Would you print all of the entries word for word?

####################

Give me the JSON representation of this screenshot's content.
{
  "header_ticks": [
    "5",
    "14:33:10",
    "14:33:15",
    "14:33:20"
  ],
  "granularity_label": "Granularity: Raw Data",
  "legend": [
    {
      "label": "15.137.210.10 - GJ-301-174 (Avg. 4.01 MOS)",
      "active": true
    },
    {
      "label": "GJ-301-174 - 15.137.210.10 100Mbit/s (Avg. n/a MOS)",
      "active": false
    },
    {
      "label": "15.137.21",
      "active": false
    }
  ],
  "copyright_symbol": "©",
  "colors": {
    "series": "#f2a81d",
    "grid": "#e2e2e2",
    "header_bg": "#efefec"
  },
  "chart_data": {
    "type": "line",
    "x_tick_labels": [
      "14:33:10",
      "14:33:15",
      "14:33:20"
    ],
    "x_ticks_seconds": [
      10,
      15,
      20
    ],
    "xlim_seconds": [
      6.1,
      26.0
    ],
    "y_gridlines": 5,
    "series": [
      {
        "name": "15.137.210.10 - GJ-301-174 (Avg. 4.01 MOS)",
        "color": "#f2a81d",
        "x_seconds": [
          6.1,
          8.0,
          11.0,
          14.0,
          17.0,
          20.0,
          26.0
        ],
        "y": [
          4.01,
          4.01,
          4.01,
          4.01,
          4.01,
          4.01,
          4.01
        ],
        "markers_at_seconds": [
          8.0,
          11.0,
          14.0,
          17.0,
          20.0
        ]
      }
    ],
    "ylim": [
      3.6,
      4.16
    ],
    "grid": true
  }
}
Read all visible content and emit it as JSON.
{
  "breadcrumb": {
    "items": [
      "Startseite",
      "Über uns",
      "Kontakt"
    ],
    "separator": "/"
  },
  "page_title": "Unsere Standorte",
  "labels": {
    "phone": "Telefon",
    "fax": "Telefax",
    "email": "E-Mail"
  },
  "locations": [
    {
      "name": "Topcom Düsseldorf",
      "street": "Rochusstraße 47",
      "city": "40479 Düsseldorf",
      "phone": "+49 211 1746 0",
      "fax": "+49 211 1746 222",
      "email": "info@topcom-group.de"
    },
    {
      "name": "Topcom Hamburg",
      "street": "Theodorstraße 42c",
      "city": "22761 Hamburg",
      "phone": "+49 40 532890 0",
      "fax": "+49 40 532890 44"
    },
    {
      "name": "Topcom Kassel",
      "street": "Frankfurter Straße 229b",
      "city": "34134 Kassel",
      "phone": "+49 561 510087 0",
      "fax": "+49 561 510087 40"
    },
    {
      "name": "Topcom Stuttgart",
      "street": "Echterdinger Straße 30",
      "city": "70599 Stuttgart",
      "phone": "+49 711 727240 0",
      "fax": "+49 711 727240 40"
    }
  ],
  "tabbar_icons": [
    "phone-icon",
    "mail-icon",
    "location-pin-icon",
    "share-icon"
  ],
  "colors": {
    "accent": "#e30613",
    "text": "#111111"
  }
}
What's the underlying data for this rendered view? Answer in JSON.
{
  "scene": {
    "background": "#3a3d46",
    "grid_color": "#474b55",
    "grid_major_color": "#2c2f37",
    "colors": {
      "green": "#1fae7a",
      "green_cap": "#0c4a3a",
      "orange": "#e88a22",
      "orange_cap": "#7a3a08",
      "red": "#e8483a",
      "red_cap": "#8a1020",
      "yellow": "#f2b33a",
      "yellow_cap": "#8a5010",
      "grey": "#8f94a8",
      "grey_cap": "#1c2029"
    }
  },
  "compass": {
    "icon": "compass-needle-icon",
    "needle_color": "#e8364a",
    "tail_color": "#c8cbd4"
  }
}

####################

__TASK RESULT__:
Give me the JSON representation of this screenshot's content.
{
  "header_ticks": [
    "5",
    "14:33:10",
    "14:33:15",
    "14:33:20"
  ],
  "granularity_label": "Granularity: Raw Data",
  "legend": [
    {
      "label": "15.137.210.10 - GJ-301-174 (Avg. 4.01 MOS)",
      "active": true
    },
    {
      "label": "GJ-301-174 - 15.137.210.10 100Mbit/s (Avg. n/a MOS)",
      "active": false
    },
    {
      "label": "15.137.21",
      "active": false
    }
  ],
  "copyright_symbol": "©",
  "colors": {
    "series": "#f2a81d",
    "grid": "#e2e2e2",
    "header_bg": "#efefec"
  },
  "chart_data": {
    "type": "line",
    "x_tick_labels": [
      "14:33:10",
      "14:33:15",
      "14:33:20"
    ],
    "x_ticks_seconds": [
      10,
      15,
      20
    ],
    "xlim_seconds": [
      6.1,
      26.0
    ],
    "y_gridlines": 5,
    "series": [
      {
        "name": "15.137.210.10 - GJ-301-174 (Avg. 4.01 MOS)",
        "color": "#f2a81d",
        "x_seconds": [
          6.1,
          8.0,
          11.0,
          14.0,
          17.0,
          20.0,
          26.0
        ],
        "y": [
          4.01,
          4.01,
          4.01,
          4.01,
          4.01,
          4.01,
          4.01
        ],
        "markers_at_seconds": [
          8.0,
          11.0,
          14.0,
          17.0,
          20.0
        ]
      }
    ],
    "ylim": [
      3.6,
      4.16
    ],
    "grid": true
  }
}
Read all visible content and emit it as JSON.
{
  "breadcrumb": {
    "items": [
      "Startseite",
      "Über uns",
      "Kontakt"
    ],
    "separator": "/"
  },
  "page_title": "Unsere Standorte",
  "labels": {
    "phone": "Telefon",
    "fax": "Telefax",
    "email": "E-Mail"
  },
  "locations": [
    {
      "name": "Topcom Düsseldorf",
      "street": "Rochusstraße 47",
      "city": "40479 Düsseldorf",
      "phone": "+49 211 1746 0",
      "fax": "+49 211 1746 222",
      "email": "info@topcom-group.de"
    },
    {
      "name": "Topcom Hamburg",
      "street": "Theodorstraße 42c",
      "city": "22761 Hamburg",
      "phone": "+49 40 532890 0",
      "fax": "+49 40 532890 44"
    },
    {
      "name": "Topcom Kassel",
      "street": "Frankfurter Straße 229b",
      "city": "34134 Kassel",
      "phone": "+49 561 510087 0",
      "fax": "+49 561 510087 40"
    },
    {
      "name": "Topcom Stuttgart",
      "street": "Echterdinger Straße 30",
      "city": "70599 Stuttgart",
      "phone": "+49 711 727240 0",
      "fax": "+49 711 727240 40"
    }
  ],
  "tabbar_icons": [
    "phone-icon",
    "mail-icon",
    "location-pin-icon",
    "share-icon"
  ],
  "colors": {
    "accent": "#e30613",
    "text": "#111111"
  }
}
What's the underlying data for this rendered view? Answer in JSON.
{
  "scene": {
    "background": "#3a3d46",
    "grid_color": "#474b55",
    "grid_major_color": "#2c2f37",
    "colors": {
      "green": "#1fae7a",
      "green_cap": "#0c4a3a",
      "orange": "#e88a22",
      "orange_cap": "#7a3a08",
      "red": "#e8483a",
      "red_cap": "#8a1020",
      "yellow": "#f2b33a",
      "yellow_cap": "#8a5010",
      "grey": "#8f94a8",
      "grey_cap": "#1c2029"
    }
  },
  "compass": {
    "icon": "compass-needle-icon",
    "needle_color": "#e8364a",
    "tail_color": "#c8cbd4"
  }
}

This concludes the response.